Line filter on the word "this": copy each matching line from the entries.

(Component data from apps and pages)
****************************************

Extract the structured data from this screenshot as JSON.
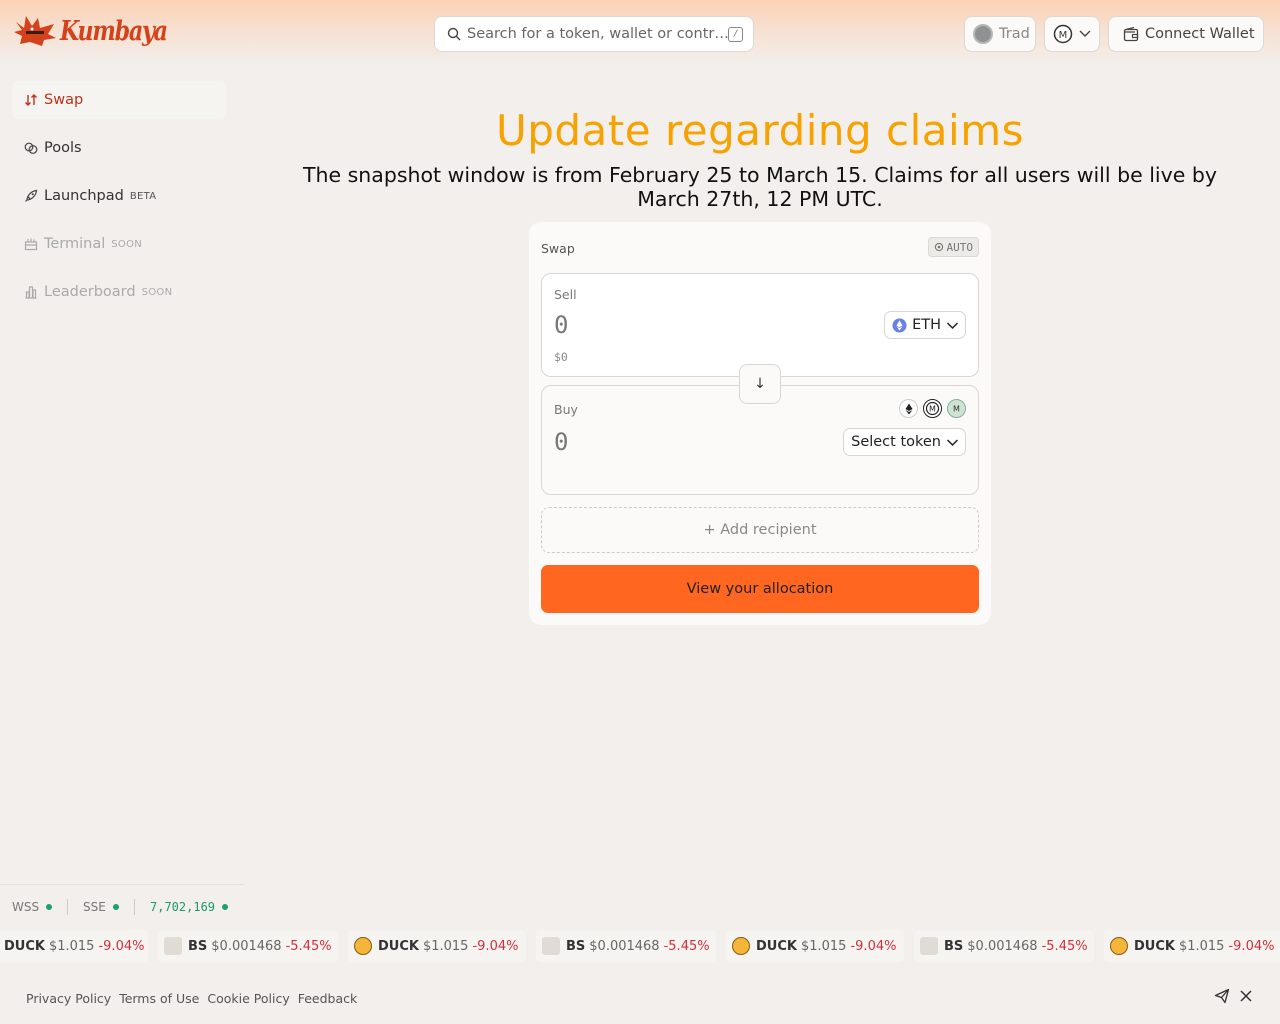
{
  "header": {
    "logo_text": "Kumbaya",
    "search_placeholder": "Search for a token, wallet or contr…",
    "search_shortcut": "/",
    "trad_label": "Trad",
    "connect_wallet_label": "Connect Wallet"
  },
  "sidebar": {
    "items": [
      {
        "label": "Swap",
        "badge": "",
        "icon": "swap-arrows-icon",
        "active": true
      },
      {
        "label": "Pools",
        "badge": "",
        "icon": "pools-icon",
        "active": false
      },
      {
        "label": "Launchpad",
        "badge": "BETA",
        "icon": "rocket-icon",
        "active": false
      },
      {
        "label": "Terminal",
        "badge": "SOON",
        "icon": "terminal-icon",
        "active": false
      },
      {
        "label": "Leaderboard",
        "badge": "SOON",
        "icon": "bar-chart-icon",
        "active": false
      }
    ]
  },
  "announcement": {
    "title": "Update regarding claims",
    "body": "The snapshot window is from February 25 to March 15. Claims for all users will be live by March 27th, 12 PM UTC."
  },
  "swap": {
    "title": "Swap",
    "auto_label": "AUTO",
    "sell": {
      "label": "Sell",
      "amount": "0",
      "usd": "$0",
      "token": "ETH"
    },
    "buy": {
      "label": "Buy",
      "amount": "0",
      "token_button": "Select token"
    },
    "add_recipient_label": "+ Add recipient",
    "cta_label": "View your allocation"
  },
  "status": {
    "wss": "WSS",
    "sse": "SSE",
    "block": "7,702,169"
  },
  "ticker": [
    {
      "symbol": "DUCK",
      "price": "$1.015",
      "change": "-9.04%",
      "icon": "duck"
    },
    {
      "symbol": "BS",
      "price": "$0.001468",
      "change": "-5.45%",
      "icon": "bs"
    },
    {
      "symbol": "DUCK",
      "price": "$1.015",
      "change": "-9.04%",
      "icon": "duck"
    },
    {
      "symbol": "BS",
      "price": "$0.001468",
      "change": "-5.45%",
      "icon": "bs"
    },
    {
      "symbol": "DUCK",
      "price": "$1.015",
      "change": "-9.04%",
      "icon": "duck"
    },
    {
      "symbol": "BS",
      "price": "$0.001468",
      "change": "-5.45%",
      "icon": "bs"
    },
    {
      "symbol": "DUCK",
      "price": "$1.015",
      "change": "-9.04%",
      "icon": "duck"
    }
  ],
  "footer": {
    "links": [
      "Privacy Policy",
      "Terms of Use",
      "Cookie Policy",
      "Feedback"
    ]
  },
  "colors": {
    "accent": "#ff6620",
    "brand": "#d4421b",
    "title": "#f6a200",
    "negative": "#d1303c",
    "online": "#1aa36a"
  }
}
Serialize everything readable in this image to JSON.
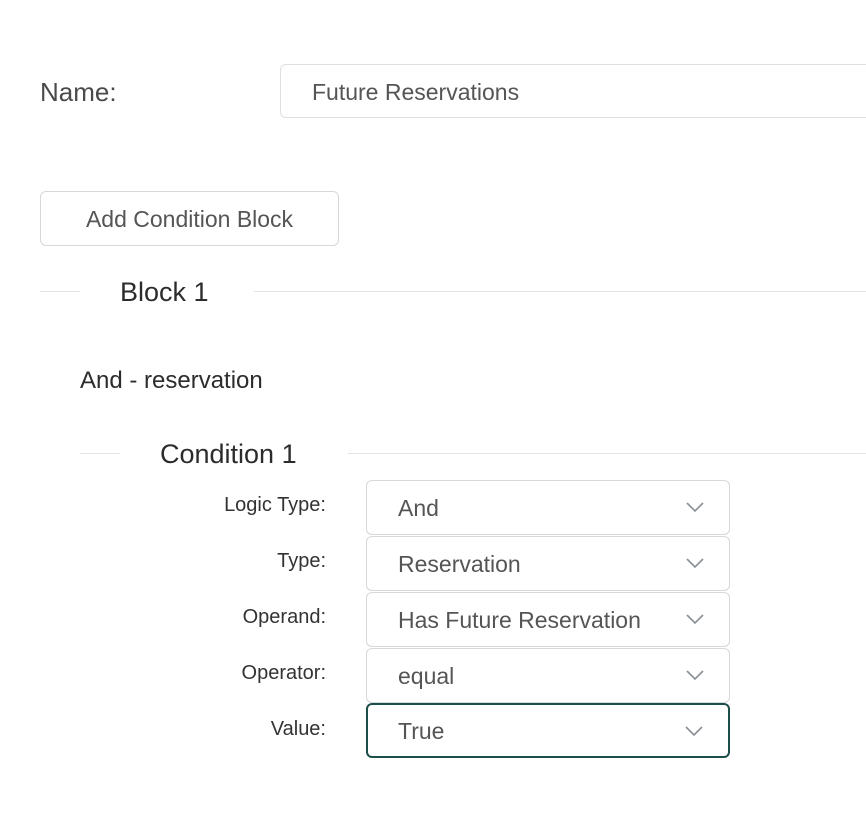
{
  "form": {
    "name_label": "Name:",
    "name_value": "Future Reservations",
    "add_block_label": "Add Condition Block"
  },
  "block": {
    "title": "Block 1",
    "summary": "And - reservation",
    "condition": {
      "title": "Condition 1",
      "fields": [
        {
          "label": "Logic Type:",
          "value": "And"
        },
        {
          "label": "Type:",
          "value": "Reservation"
        },
        {
          "label": "Operand:",
          "value": "Has Future Reservation"
        },
        {
          "label": "Operator:",
          "value": "equal"
        },
        {
          "label": "Value:",
          "value": "True"
        }
      ]
    }
  },
  "colors": {
    "focus_border": "#1d4f4a",
    "border": "#d4d7db",
    "divider": "#e2e4e7"
  },
  "icons": {
    "select_arrow": "chevron-down-icon"
  }
}
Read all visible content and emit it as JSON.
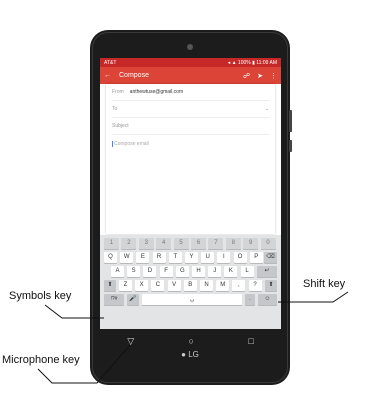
{
  "status_bar": {
    "carrier": "AT&T",
    "right": "◂ ▲ 100% ▮ 11:09 AM"
  },
  "app_bar": {
    "title": "Compose",
    "back_icon": "arrow-left-icon",
    "attach_icon": "paperclip-icon",
    "send_icon": "send-icon",
    "overflow_icon": "more-vert-icon"
  },
  "compose": {
    "from_label": "From",
    "from_value": "anthewtuse@gmail.com",
    "to_label": "To",
    "subject_placeholder": "Subject",
    "body_placeholder": "Compose email"
  },
  "keyboard": {
    "numbers": [
      "1",
      "2",
      "3",
      "4",
      "5",
      "6",
      "7",
      "8",
      "9",
      "0"
    ],
    "row1": [
      "Q",
      "W",
      "E",
      "R",
      "T",
      "Y",
      "U",
      "I",
      "O",
      "P"
    ],
    "row2": [
      "A",
      "S",
      "D",
      "F",
      "G",
      "H",
      "J",
      "K",
      "L"
    ],
    "row3": [
      "Z",
      "X",
      "C",
      "V",
      "B",
      "N",
      "M",
      ",",
      "?"
    ],
    "symbols_label": "!?#",
    "shift_icon": "shift-arrow-icon",
    "backspace_icon": "backspace-icon",
    "enter_icon": "enter-icon",
    "mic_icon": "microphone-icon",
    "period_label": "."
  },
  "navbar": {
    "back": "▽",
    "home": "○",
    "recents": "□"
  },
  "logo": "LG",
  "callouts": {
    "symbols": "Symbols key",
    "shift": "Shift key",
    "microphone": "Microphone key"
  }
}
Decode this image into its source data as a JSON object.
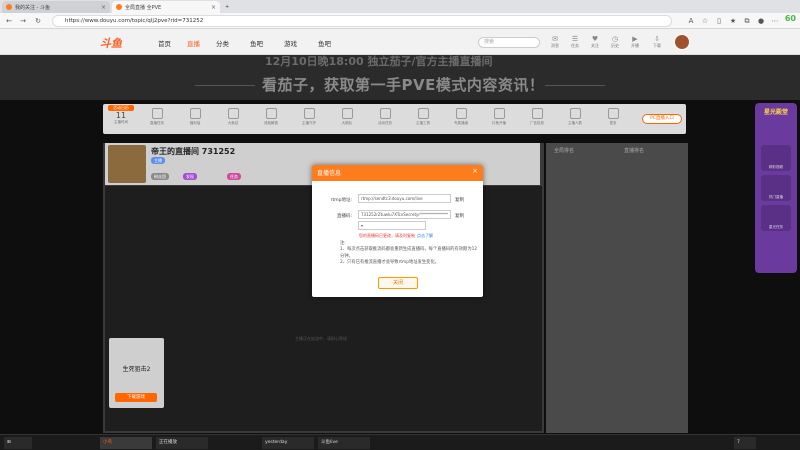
{
  "browser": {
    "tabs": [
      {
        "label": "我的关注 - 斗鱼"
      },
      {
        "label": "全局直播 全PVE"
      }
    ],
    "url": "https://www.douyu.com/topic/qlj2pve?rid=731252",
    "score": "60"
  },
  "header": {
    "logo": "斗鱼",
    "nav": [
      "首页",
      "直播",
      "分类",
      "鱼吧",
      "游戏",
      "鱼吧"
    ],
    "search_placeholder": "搜索",
    "icons": [
      "消息",
      "任务",
      "关注",
      "历史",
      "开播",
      "下载"
    ]
  },
  "banner": {
    "top_text": "12月10日晚18:00  独立茄子/官方主播直播间",
    "main_text": "看茄子，获取第一手PVE模式内容资讯！"
  },
  "activity": {
    "date_label": "活动日历",
    "date_num": "11",
    "date_sub": "主播时间",
    "items": [
      "直播任务",
      "福利抽",
      "大鱼站",
      "成就解锁",
      "主播守护",
      "大鹅队",
      "活动任务",
      "主播工具",
      "专属通道",
      "抖鱼开播",
      "广告投放",
      "主播人数",
      "更多"
    ],
    "pc_button": "PC直播入口"
  },
  "room": {
    "title": "帝王的直播间 731252",
    "tags": [
      "主播",
      "粉丝团",
      "发现",
      "任务"
    ]
  },
  "player": {
    "tip": "主播正在加油中，请耐心等候"
  },
  "ad": {
    "title": "生死狙击2",
    "button": "下载游戏"
  },
  "chat": {
    "tabs": [
      "全局排名",
      "直播排名"
    ]
  },
  "modal": {
    "title": "直播信息",
    "rtmp_label": "rtmp地址:",
    "rtmp_value": "rtmp://sendtc3.douyu.com/live",
    "key_label": "直播码:",
    "key_value": "731252rZtuwlu7XTcvSecretyr**************",
    "copy": "复制",
    "warn": "您的直播码已更改，请及时复制",
    "warn_link": "点击了解",
    "notes_title": "注:",
    "notes": [
      "1、每次点击获取推流码都会重新生成直播码，每个直播码的有效期为12分钟。",
      "2、只有已有推流直播才会导致rtmp地址发生变化。"
    ],
    "close_button": "关闭"
  },
  "side": {
    "title": "星光殿堂",
    "items": [
      "精彩视频",
      "热门直播",
      "星光任务"
    ]
  },
  "taskbar": {
    "items": [
      "小鸟",
      "正在播放",
      "yesterday",
      "斗鱼live"
    ],
    "count": "7"
  }
}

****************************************

- **Solved exercise**
Extract the structured data from this screenshot as JSON.
Serialize everything readable in this image to JSON.
Decode this image into its source data as a JSON object.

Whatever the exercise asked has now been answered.